Intellian said this has simplified installation and commissioning and “allows best use of the diversity of a tri-band antenna by managing modems for all three bands”.
If cruise ships have two tri-band antennas, this intelligent mediator ensures seamless connection as it will switch automatically between antennas if one becomes blocked.
Cobham Satcom’s Sea Tel 2400 triple-band antennas have apertures for all three bands, says director of maritime broadband Jens Ewerling. “It means we do not need to compromise on the dish area, and therefore switching between bands,” he says.
This is a 2.4-m antenna for cruise ships and offshore production infrastructure. These are smaller than high-capacity TVRO antennas that could be up to 3.6 m in diameter. Mr Ewerling says antennas on cruise ships will be smaller in future as TV is replaced by streaming services and higher power satellites are commissioned.
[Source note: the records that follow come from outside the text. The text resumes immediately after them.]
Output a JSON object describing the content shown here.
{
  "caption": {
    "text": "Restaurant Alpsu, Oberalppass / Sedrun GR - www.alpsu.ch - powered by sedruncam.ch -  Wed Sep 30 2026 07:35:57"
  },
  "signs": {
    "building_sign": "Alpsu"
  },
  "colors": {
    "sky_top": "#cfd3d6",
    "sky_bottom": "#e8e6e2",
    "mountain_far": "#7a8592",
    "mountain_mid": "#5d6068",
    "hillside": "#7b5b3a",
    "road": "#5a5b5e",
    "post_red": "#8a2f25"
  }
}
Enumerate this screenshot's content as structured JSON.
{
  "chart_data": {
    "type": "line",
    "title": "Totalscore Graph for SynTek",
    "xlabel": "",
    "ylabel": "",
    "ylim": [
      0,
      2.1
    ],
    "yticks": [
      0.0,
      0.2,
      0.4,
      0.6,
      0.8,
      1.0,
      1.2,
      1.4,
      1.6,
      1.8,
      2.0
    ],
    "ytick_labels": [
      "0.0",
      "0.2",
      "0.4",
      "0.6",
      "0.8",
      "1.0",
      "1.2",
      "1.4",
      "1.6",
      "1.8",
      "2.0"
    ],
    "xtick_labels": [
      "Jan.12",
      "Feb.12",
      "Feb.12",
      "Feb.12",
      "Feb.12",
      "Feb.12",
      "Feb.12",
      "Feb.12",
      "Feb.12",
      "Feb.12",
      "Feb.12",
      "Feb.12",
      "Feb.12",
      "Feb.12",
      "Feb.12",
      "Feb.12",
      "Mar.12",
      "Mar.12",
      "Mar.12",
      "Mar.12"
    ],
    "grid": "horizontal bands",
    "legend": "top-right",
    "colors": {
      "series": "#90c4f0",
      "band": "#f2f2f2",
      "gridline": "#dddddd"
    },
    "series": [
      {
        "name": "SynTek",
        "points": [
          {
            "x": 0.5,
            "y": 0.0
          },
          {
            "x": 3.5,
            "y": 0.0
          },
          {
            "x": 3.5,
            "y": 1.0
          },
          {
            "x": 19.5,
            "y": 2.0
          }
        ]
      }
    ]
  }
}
“As better and more powerful satellites become available, we will see more cruise lines taking a bet on newer constellations, such as SES O3b mPower,” he explains. “They will enable online video streaming services instead of needing TVRO. For O3b mPower, we are looking at 1.5 m to 2.4 m Ku/Ka band antennas.”
Antenna technology unraveled